“You are a boor,” Sissi slurred back, slapping the prince’s hand away. “I have been cloistered in that hotel for two days while you took in the sights. I have traveled to the holy land, the jungles of Africa, and the American west. Why must I submit to such treatment?”
“Because I am your intended husband and a Prince of the Austrian Empire,” Friedrich retorted as he slapped her face. Seeing her friend and mistress attacked, Betty leapt at the prince with unexpected agility and moved between them. The emperor convulsed with laughter and leaned against another table trying to catch his breath.
“Come now, your Highnesses,” Betty said, placing her hands on each of their chests. At her touch on his uniform the prince backhanded Betty, who with a startled cry knocked the Princess into the lieutenant commanding the Emperor’s guard. Sissi drew the startled officer’s revolver and aimed it at the prince.
“I will not be treated in this manner,” Sissi said scornfully. She closed her eyes as she pulled the trigger. The shot went wide, ricocheted off the cobblestones, and grazed Franz Josef, Emperor of Austria and Hungary, in the buttocks. The emperor fell onto a table, still laughing uncontrollably, and was swarmed by courtiers.
“Seize her,” the prince cried. The soldiers started toward the Princess, but everyone took cover as Sissi drunkenly emptied the pistol, reflexively closing her eyes as she fired. Betty grabbed Sissi’s hand and the two ran off through a maze of alleys. When they emerged onto the Hofgasse, they were consumed by the throng and were separated, only to be reunited at the entrance to the exposition.
“There!” Prince Friedrich shouted, pointing at the two from the mouth of the alley. As the three soldiers forced their way through the pedestrian traffic, Sissi led Betty deeper into the exposition grounds. The masses were converging on a pool, behind which stood a ten foot wall, where an electric powered waterfall was to be activated using current generated by a hydroelectric power plant on the river built specifically for the exposition.
While the gathering spectators slowed their pursuers, Betty led Sissi to what looked like a silo of some kind, where she blindly opened a door and the two ascended a stairway into a giant metal sphere with three massive bent legs like a cauldron to support it. At the top of the stairwell was another door, which Betty pulled open and dragged the Princess through. She placed Sissi into one of four comfortable chairs arrayed in two pairs. Betty pulled the door closed and turned a wheel to lock it in place. Then she sat in another of the chairs.
“I think we have evaded them for now,” Betty said, “but there’s going to be quite a row when we meet the Prince again.” She looked seriously at Sissi, and then the two started giggling uncontrollably, kicking their legs and pounding their arms on the armrests and console.
* * *
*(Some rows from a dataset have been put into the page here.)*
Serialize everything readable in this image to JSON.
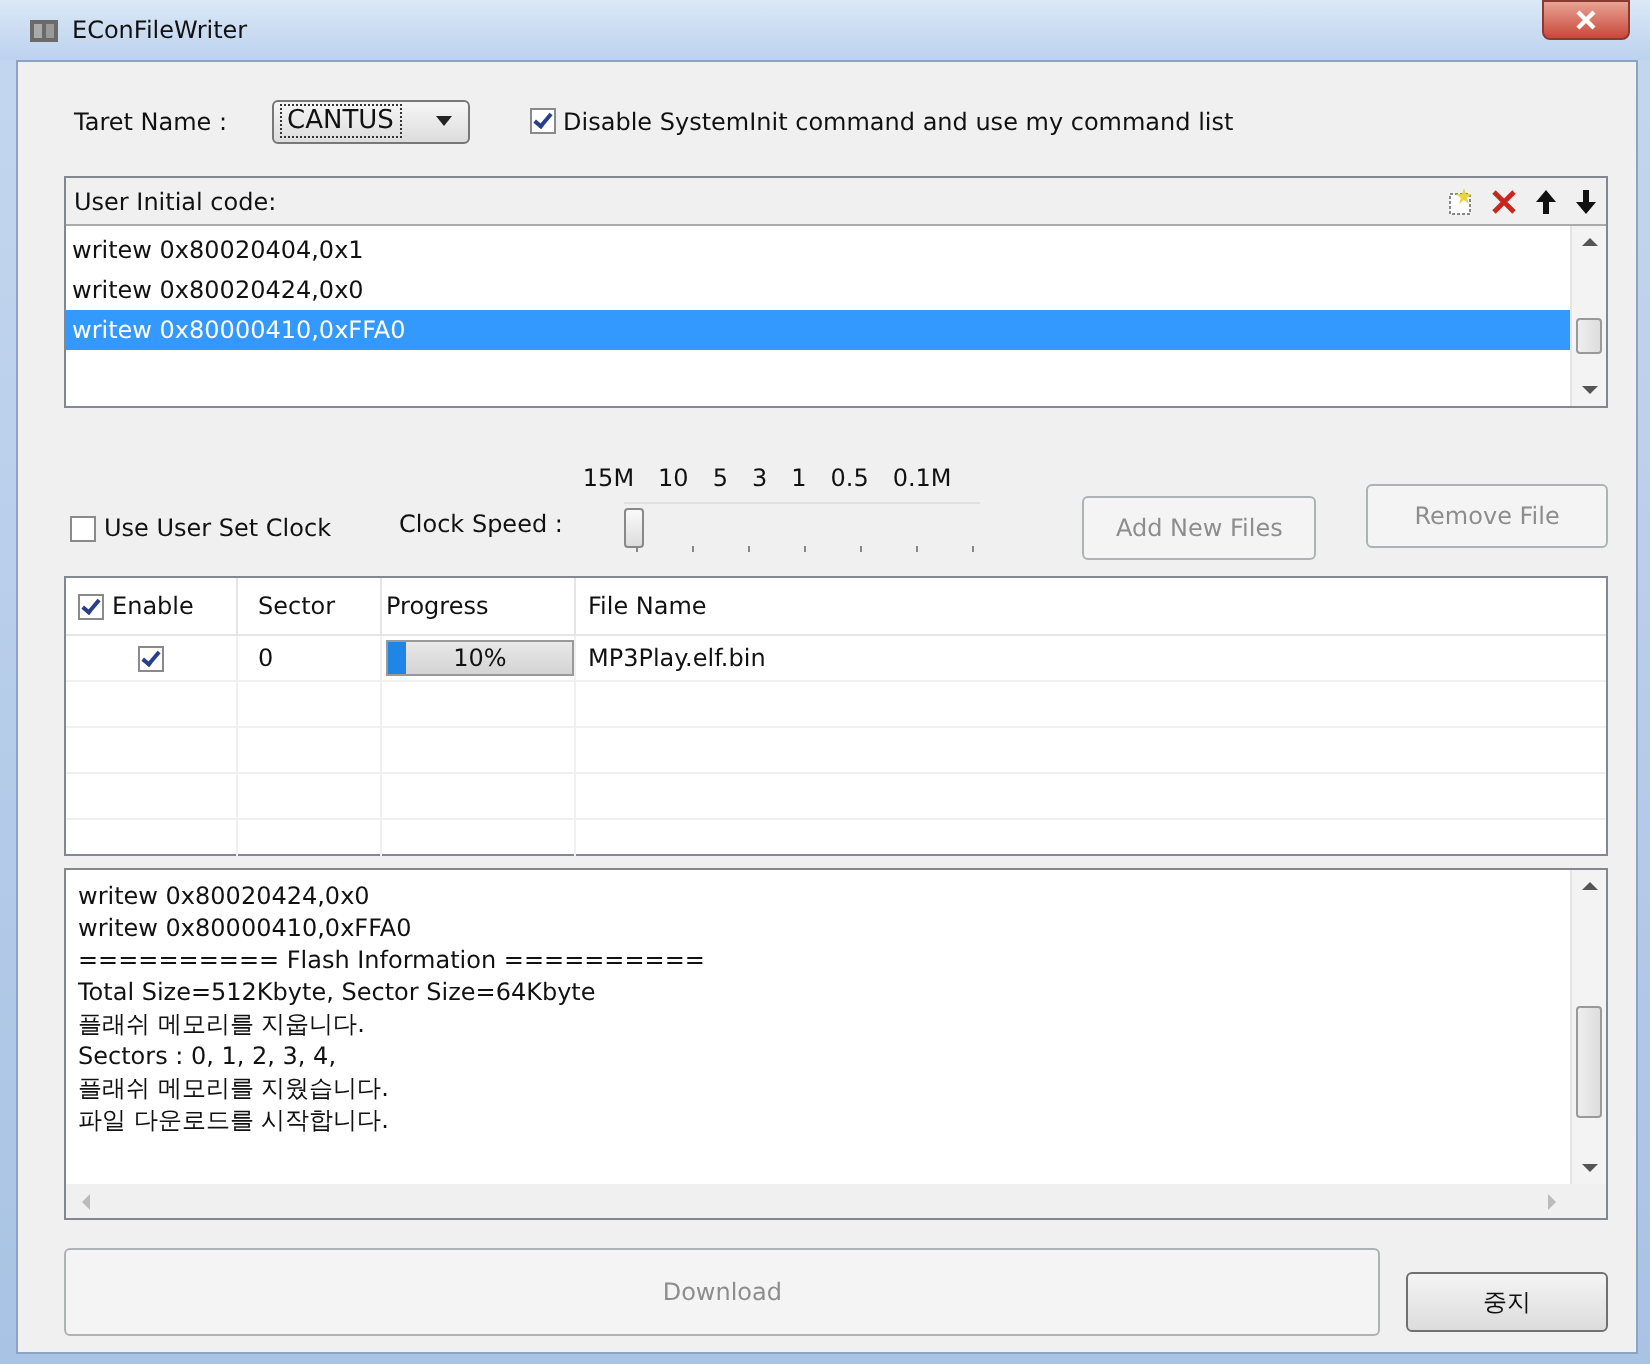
{
  "window": {
    "title": "EConFileWriter"
  },
  "target": {
    "label": "Taret Name :",
    "value": "CANTUS"
  },
  "disable_system_init": {
    "label": "Disable SystemInit command and use my command list",
    "checked": true
  },
  "user_initial_code": {
    "label": "User Initial code:",
    "items": [
      {
        "text": "writew 0x80020404,0x1",
        "selected": false
      },
      {
        "text": "writew 0x80020424,0x0",
        "selected": false
      },
      {
        "text": "writew 0x80000410,0xFFA0",
        "selected": true
      }
    ]
  },
  "clock": {
    "use_user_set_clock": {
      "label": "Use User Set Clock",
      "checked": false
    },
    "speed_label": "Clock Speed :",
    "tick_labels": [
      "15M",
      "10",
      "5",
      "3",
      "1",
      "0.5",
      "0.1M"
    ],
    "level": 0
  },
  "file_buttons": [
    {
      "label": "Add New Files",
      "disabled": true
    },
    {
      "label": "Remove File",
      "disabled": true
    }
  ],
  "file_table": {
    "header_checked": true,
    "columns": [
      "Enable",
      "Sector",
      "Progress",
      "File Name"
    ],
    "rows": [
      {
        "enabled": true,
        "sector": "0",
        "progress": {
          "level": 0.1,
          "text": "10%"
        },
        "file_name": "MP3Play.elf.bin"
      }
    ]
  },
  "log": {
    "lines": [
      "writew 0x80020424,0x0",
      "writew 0x80000410,0xFFA0",
      "========== Flash Information ==========",
      "Total Size=512Kbyte, Sector Size=64Kbyte",
      "플래쉬 메모리를 지웁니다.",
      "Sectors : 0, 1, 2, 3, 4,",
      "플래쉬 메모리를 지웠습니다.",
      "파일 다운로드를 시작합니다."
    ]
  },
  "download_button": {
    "label": "Download",
    "disabled": true
  },
  "stop_button": {
    "label": "중지",
    "disabled": false
  }
}
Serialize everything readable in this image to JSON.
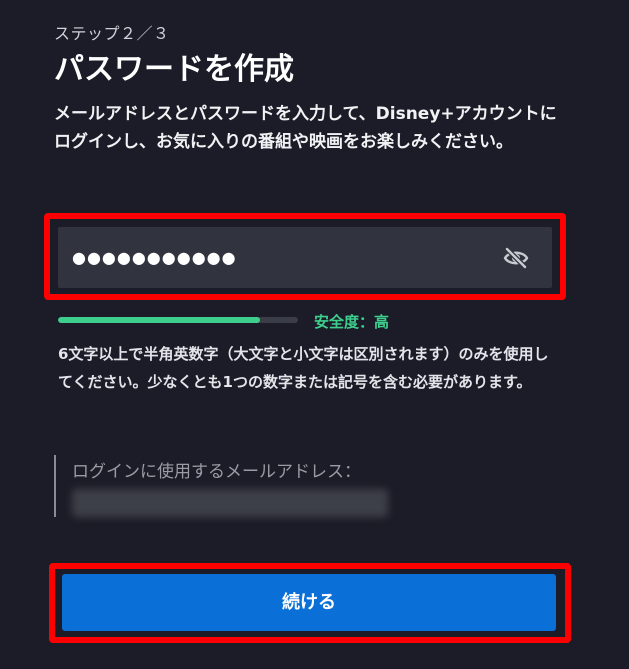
{
  "step": {
    "label": "ステップ２／３"
  },
  "title": "パスワードを作成",
  "description": "メールアドレスとパスワードを入力して、Disney+アカウントにログインし、お気に入りの番組や映画をお楽しみください。",
  "password_field": {
    "value": "●●●●●●●●●●●",
    "toggle_icon": "eye-off-icon"
  },
  "strength": {
    "label": "安全度：高",
    "level": 0.84,
    "color": "#3ecf8e"
  },
  "hint": "6文字以上で半角英数字（大文字と小文字は区別されます）のみを使用してください。少なくとも1つの数字または記号を含む必要があります。",
  "email": {
    "label": "ログインに使用するメールアドレス："
  },
  "continue_button": {
    "label": "続ける",
    "color": "#0a6fd6"
  },
  "highlight_color": "#ff0000"
}
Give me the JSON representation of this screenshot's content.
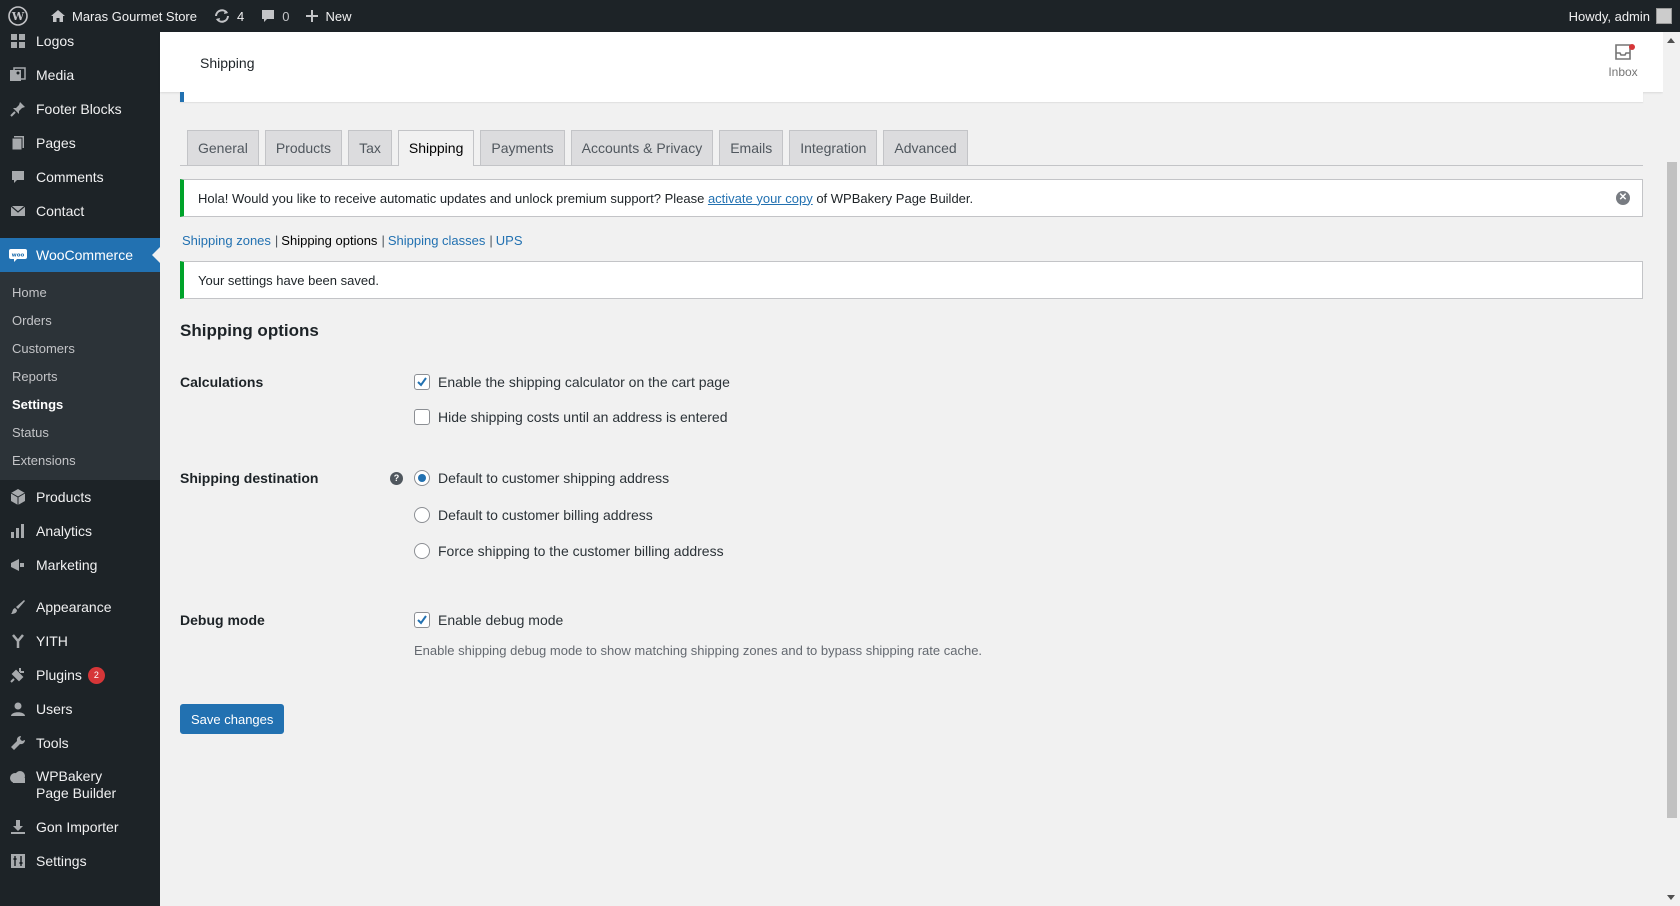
{
  "adminbar": {
    "site_name": "Maras Gourmet Store",
    "updates_count": "4",
    "comments_count": "0",
    "new_label": "New",
    "howdy": "Howdy, admin"
  },
  "sidebar": {
    "items_top": [
      {
        "label": "Logos",
        "icon": "grid-icon"
      },
      {
        "label": "Media",
        "icon": "media-icon"
      },
      {
        "label": "Footer Blocks",
        "icon": "pin-icon"
      },
      {
        "label": "Pages",
        "icon": "pages-icon"
      },
      {
        "label": "Comments",
        "icon": "comment-icon"
      },
      {
        "label": "Contact",
        "icon": "mail-icon"
      }
    ],
    "woocommerce": "WooCommerce",
    "submenu": [
      "Home",
      "Orders",
      "Customers",
      "Reports",
      "Settings",
      "Status",
      "Extensions"
    ],
    "submenu_current": "Settings",
    "items_bottom": [
      {
        "label": "Products",
        "icon": "cube-icon"
      },
      {
        "label": "Analytics",
        "icon": "bar-chart-icon"
      },
      {
        "label": "Marketing",
        "icon": "megaphone-icon"
      },
      {
        "label": "Appearance",
        "icon": "brush-icon"
      },
      {
        "label": "YITH",
        "icon": "yith-icon"
      },
      {
        "label": "Plugins",
        "icon": "plug-icon",
        "badge": "2"
      },
      {
        "label": "Users",
        "icon": "user-icon"
      },
      {
        "label": "Tools",
        "icon": "wrench-icon"
      },
      {
        "label": "WPBakery Page Builder",
        "icon": "cloud-icon"
      },
      {
        "label": "Gon Importer",
        "icon": "download-icon"
      },
      {
        "label": "Settings",
        "icon": "settings-icon"
      }
    ]
  },
  "header": {
    "title": "Shipping",
    "inbox_label": "Inbox"
  },
  "tabs": [
    "General",
    "Products",
    "Tax",
    "Shipping",
    "Payments",
    "Accounts & Privacy",
    "Emails",
    "Integration",
    "Advanced"
  ],
  "active_tab": "Shipping",
  "notice_update": {
    "text_before": "Hola! Would you like to receive automatic updates and unlock premium support? Please ",
    "link": "activate your copy",
    "text_after": " of WPBakery Page Builder."
  },
  "subnav": [
    "Shipping zones",
    "Shipping options",
    "Shipping classes",
    "UPS"
  ],
  "subnav_current": "Shipping options",
  "notice_saved": "Your settings have been saved.",
  "section_title": "Shipping options",
  "calculations": {
    "label": "Calculations",
    "options": [
      {
        "label": "Enable the shipping calculator on the cart page",
        "checked": true
      },
      {
        "label": "Hide shipping costs until an address is entered",
        "checked": false
      }
    ]
  },
  "shipping_destination": {
    "label": "Shipping destination",
    "options": [
      {
        "label": "Default to customer shipping address",
        "selected": true
      },
      {
        "label": "Default to customer billing address",
        "selected": false
      },
      {
        "label": "Force shipping to the customer billing address",
        "selected": false
      }
    ]
  },
  "debug": {
    "label": "Debug mode",
    "option": "Enable debug mode",
    "checked": true,
    "description": "Enable shipping debug mode to show matching shipping zones and to bypass shipping rate cache."
  },
  "save_label": "Save changes",
  "colors": {
    "accent": "#2271b1",
    "sidebar": "#1d2327",
    "success": "#00a32a",
    "badge": "#d63638"
  }
}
“Ladies and gentlemen,” the man at the podium shouted, “when this lever is pulled,” he indicated a switch held by a man in a laboratory coat, “electric current generated by the turbines on the mighty Danube behind me will operate the pumps of this artificial waterfall, enabling the water in the pool below to be cycled to the top and cascade perpetually. In addition, the same current generated will assume the task of illuminating the entire exhibition and all its attractions!”
The speaker nodded to the man at the switch who pulled the long arm down with some unexpected difficulty. There was a buzz when it reached the bottom. A murmur of alarm swept over the gathered crowd. Then a great rumbling knocked down the men on the podium and some of the spectators, followed by the ignition of an array of fireworks behind the stage. The temporary silo around the von Strickenheim aethership, which had been on display behind the waterfall, collapsed. As the spectators watched, the aethership faded away in a cloud of ozone. A wave of applause rose from the assembly.
Then the entire exhibition was suddenly lit up as bright as day, and the sound of an amplified musical recording muffled the renewed roar of the crowd.
* * *
Suddenly, there was a blinding flash. Princess Franziska Maria Johanna of Liechtenstein and her companion Elizabeth Falconbridge sank into the chairs and passed out.
TO BE CONTINUED…